### What to produce
Your output should be each line from the material below that has the word "Shift".
+ + + + + + +
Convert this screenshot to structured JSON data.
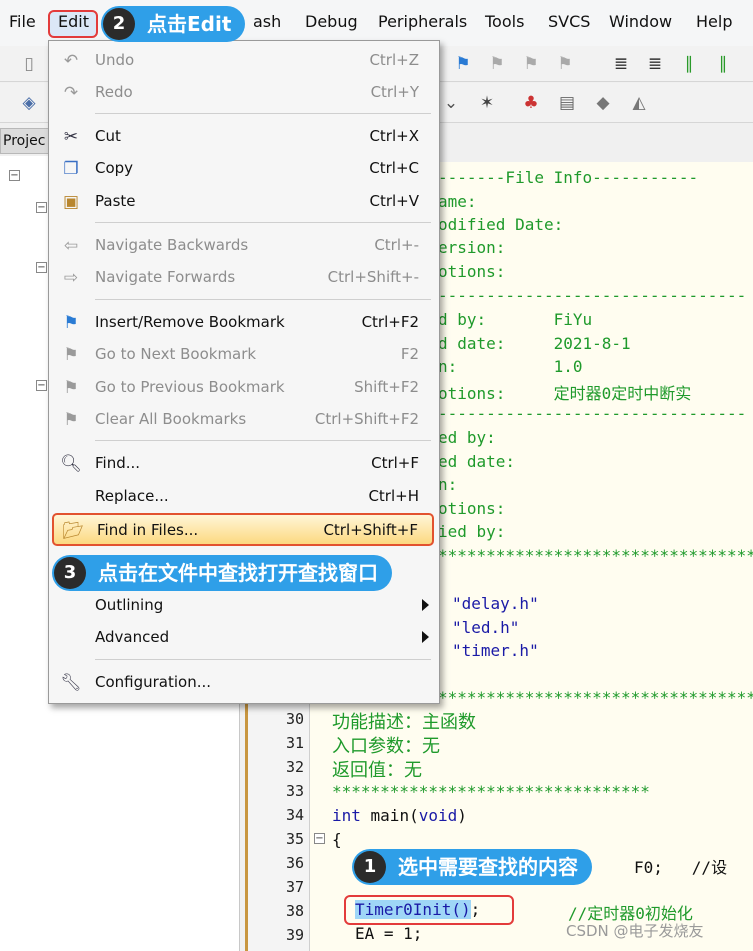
{
  "menubar": {
    "items": [
      "File",
      "Edit",
      "ash",
      "Debug",
      "Peripherals",
      "Tools",
      "SVCS",
      "Window",
      "Help"
    ]
  },
  "panel": {
    "tab_label": "Projec"
  },
  "editor": {
    "line_numbers": [
      "30",
      "31",
      "32",
      "33",
      "34",
      "35",
      "36",
      "37",
      "38",
      "39"
    ],
    "lines": {
      "l1": "-------File Info-----------",
      "l2": "ame:",
      "l3": "odified Date:",
      "l4": "ersion:",
      "l5": "otions:",
      "l6": "--------------------------------",
      "l7": "d by:       FiYu",
      "l8": "d date:     2021-8-1",
      "l9": "n:          1.0",
      "l10": "otions:     定时器0定时中断实",
      "l11": "--------------------------------",
      "l12": "ed by:",
      "l13": "ed date:",
      "l14": "n:",
      "l15": "otions:",
      "l16": "ied by:",
      "l17": "*********************************",
      "l18": "\"delay.h\"",
      "l19": "\"led.h\"",
      "l20": "\"timer.h\"",
      "l21": "*********************************",
      "l30": "功能描述：主函数",
      "l31": "入口参数：无",
      "l32": "返回值：无",
      "l33": "*********************************",
      "l34_kw": "int",
      "l34_rest": " main(",
      "l34_kw2": "void",
      "l34_end": ")",
      "l35": "{",
      "l36": "F0;   //设",
      "l38_sel": "Timer0Init()",
      "l38_end": ";",
      "l38_cm": "//定时器0初始化",
      "l39": "EA = 1;"
    }
  },
  "dropdown": {
    "items": [
      {
        "label": "Undo",
        "shortcut": "Ctrl+Z",
        "icon": "undo-icon"
      },
      {
        "label": "Redo",
        "shortcut": "Ctrl+Y",
        "icon": "redo-icon"
      },
      {
        "label": "Cut",
        "shortcut": "Ctrl+X",
        "icon": "scissors-icon"
      },
      {
        "label": "Copy",
        "shortcut": "Ctrl+C",
        "icon": "copy-icon"
      },
      {
        "label": "Paste",
        "shortcut": "Ctrl+V",
        "icon": "paste-icon"
      },
      {
        "label": "Navigate Backwards",
        "shortcut": "Ctrl+-",
        "icon": "arrow-left-icon"
      },
      {
        "label": "Navigate Forwards",
        "shortcut": "Ctrl+Shift+-",
        "icon": "arrow-right-icon"
      },
      {
        "label": "Insert/Remove Bookmark",
        "shortcut": "Ctrl+F2",
        "icon": "bookmark-icon"
      },
      {
        "label": "Go to Next Bookmark",
        "shortcut": "F2",
        "icon": "next-bookmark-icon"
      },
      {
        "label": "Go to Previous Bookmark",
        "shortcut": "Shift+F2",
        "icon": "prev-bookmark-icon"
      },
      {
        "label": "Clear All Bookmarks",
        "shortcut": "Ctrl+Shift+F2",
        "icon": "clear-bookmarks-icon"
      },
      {
        "label": "Find...",
        "shortcut": "Ctrl+F",
        "icon": "find-icon"
      },
      {
        "label": "Replace...",
        "shortcut": "Ctrl+H",
        "icon": ""
      },
      {
        "label": "Find in Files...",
        "shortcut": "Ctrl+Shift+F",
        "icon": "find-in-files-icon"
      },
      {
        "label": "Outlining",
        "shortcut": "",
        "icon": ""
      },
      {
        "label": "Advanced",
        "shortcut": "",
        "icon": ""
      },
      {
        "label": "Configuration...",
        "shortcut": "",
        "icon": "wrench-icon"
      }
    ]
  },
  "callouts": {
    "step1_num": "1",
    "step1_text": "选中需要查找的内容",
    "step2_num": "2",
    "step2_text": "点击Edit",
    "step3_num": "3",
    "step3_text": "点击在文件中查找打开查找窗口"
  },
  "watermark": "CSDN @电子发烧友",
  "colors": {
    "callout": "#2f9fe8",
    "highlight_border": "#e33b3b",
    "comment": "#1f9a2b",
    "keyword": "#1a1aa6"
  }
}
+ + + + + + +
### Completed exercise
        "shortcut": "Ctrl+Shift+-",
        "shortcut": "Shift+F2",
        "shortcut": "Ctrl+Shift+F2",
        "shortcut": "Ctrl+Shift+F",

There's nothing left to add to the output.